**About this task:** Which of the lines in the records below hold the string "label"? Copy every one of them.

**Data for analysis:**
·····

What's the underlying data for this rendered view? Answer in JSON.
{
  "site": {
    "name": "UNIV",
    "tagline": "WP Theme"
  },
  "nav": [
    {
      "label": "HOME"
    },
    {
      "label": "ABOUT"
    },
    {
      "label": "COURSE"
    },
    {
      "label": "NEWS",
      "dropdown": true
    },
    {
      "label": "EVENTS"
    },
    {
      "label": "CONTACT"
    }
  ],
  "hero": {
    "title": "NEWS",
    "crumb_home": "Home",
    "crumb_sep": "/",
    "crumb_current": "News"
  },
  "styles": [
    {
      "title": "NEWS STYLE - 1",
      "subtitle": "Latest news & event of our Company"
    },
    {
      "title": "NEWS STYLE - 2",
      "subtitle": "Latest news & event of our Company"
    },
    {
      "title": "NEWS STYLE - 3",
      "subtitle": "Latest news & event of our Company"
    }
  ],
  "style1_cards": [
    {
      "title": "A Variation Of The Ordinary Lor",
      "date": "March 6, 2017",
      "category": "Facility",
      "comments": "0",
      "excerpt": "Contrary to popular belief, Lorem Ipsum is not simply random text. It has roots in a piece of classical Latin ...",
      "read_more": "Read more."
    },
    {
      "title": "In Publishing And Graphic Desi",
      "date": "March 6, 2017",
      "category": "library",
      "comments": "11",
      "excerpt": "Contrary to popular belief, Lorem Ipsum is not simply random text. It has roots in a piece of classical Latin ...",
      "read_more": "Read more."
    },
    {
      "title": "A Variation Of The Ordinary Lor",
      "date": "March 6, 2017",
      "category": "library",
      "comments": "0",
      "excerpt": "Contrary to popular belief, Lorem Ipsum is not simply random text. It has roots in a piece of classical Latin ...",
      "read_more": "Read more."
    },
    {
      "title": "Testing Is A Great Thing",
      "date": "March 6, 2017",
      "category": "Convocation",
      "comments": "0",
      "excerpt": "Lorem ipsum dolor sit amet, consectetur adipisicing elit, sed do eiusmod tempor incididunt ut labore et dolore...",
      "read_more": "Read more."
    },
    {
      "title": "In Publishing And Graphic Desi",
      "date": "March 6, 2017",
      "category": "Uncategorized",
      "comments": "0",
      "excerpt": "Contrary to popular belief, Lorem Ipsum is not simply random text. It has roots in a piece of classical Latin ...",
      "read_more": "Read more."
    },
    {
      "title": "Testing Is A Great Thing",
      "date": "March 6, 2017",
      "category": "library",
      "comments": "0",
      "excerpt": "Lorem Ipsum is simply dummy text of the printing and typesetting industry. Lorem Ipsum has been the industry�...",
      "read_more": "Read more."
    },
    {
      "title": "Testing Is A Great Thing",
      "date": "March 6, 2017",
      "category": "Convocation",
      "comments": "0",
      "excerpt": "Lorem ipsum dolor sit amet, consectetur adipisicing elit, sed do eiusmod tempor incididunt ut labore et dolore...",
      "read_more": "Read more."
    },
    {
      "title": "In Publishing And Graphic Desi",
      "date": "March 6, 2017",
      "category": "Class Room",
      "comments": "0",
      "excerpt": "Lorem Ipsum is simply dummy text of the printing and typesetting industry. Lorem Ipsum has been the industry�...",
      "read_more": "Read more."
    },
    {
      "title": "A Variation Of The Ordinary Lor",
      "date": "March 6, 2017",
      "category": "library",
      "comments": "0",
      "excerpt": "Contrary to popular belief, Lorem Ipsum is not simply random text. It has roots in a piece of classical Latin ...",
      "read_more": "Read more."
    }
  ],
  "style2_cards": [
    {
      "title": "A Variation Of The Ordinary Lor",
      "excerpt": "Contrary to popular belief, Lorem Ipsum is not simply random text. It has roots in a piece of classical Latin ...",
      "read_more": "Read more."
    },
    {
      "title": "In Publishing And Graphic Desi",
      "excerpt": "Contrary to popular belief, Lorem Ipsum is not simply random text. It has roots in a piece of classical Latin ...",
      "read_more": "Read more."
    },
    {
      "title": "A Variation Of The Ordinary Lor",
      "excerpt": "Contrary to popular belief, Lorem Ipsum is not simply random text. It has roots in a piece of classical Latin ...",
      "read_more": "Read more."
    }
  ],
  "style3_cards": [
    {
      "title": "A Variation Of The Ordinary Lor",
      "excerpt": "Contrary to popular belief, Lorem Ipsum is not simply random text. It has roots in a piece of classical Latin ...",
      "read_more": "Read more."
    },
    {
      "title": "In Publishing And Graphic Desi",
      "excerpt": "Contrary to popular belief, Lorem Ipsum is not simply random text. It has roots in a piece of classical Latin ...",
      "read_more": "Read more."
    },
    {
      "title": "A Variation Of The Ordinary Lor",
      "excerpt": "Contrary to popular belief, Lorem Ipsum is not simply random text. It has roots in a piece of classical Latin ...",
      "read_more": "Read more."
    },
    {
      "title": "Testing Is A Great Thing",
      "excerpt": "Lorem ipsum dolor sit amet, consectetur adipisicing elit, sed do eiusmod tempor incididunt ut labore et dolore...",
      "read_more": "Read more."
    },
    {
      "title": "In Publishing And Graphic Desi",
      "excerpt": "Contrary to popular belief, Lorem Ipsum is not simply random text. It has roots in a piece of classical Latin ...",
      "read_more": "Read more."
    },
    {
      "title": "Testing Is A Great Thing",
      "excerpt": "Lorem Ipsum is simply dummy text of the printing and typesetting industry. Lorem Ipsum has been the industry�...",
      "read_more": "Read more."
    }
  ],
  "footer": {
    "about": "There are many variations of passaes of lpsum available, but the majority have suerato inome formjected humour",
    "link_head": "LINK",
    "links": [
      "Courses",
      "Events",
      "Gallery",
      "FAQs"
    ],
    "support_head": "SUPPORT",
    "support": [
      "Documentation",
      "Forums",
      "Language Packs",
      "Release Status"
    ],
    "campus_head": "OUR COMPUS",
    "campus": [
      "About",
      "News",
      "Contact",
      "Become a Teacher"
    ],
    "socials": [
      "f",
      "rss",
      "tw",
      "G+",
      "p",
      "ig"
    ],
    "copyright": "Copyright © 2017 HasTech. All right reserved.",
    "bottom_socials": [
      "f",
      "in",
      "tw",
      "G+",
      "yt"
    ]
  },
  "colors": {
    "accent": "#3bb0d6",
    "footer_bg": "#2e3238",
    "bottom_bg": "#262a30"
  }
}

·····

**Task output:**
      "label": "HOME"
      "label": "ABOUT"
      "label": "COURSE"
      "label": "NEWS",
      "label": "EVENTS"
      "label": "CONTACT"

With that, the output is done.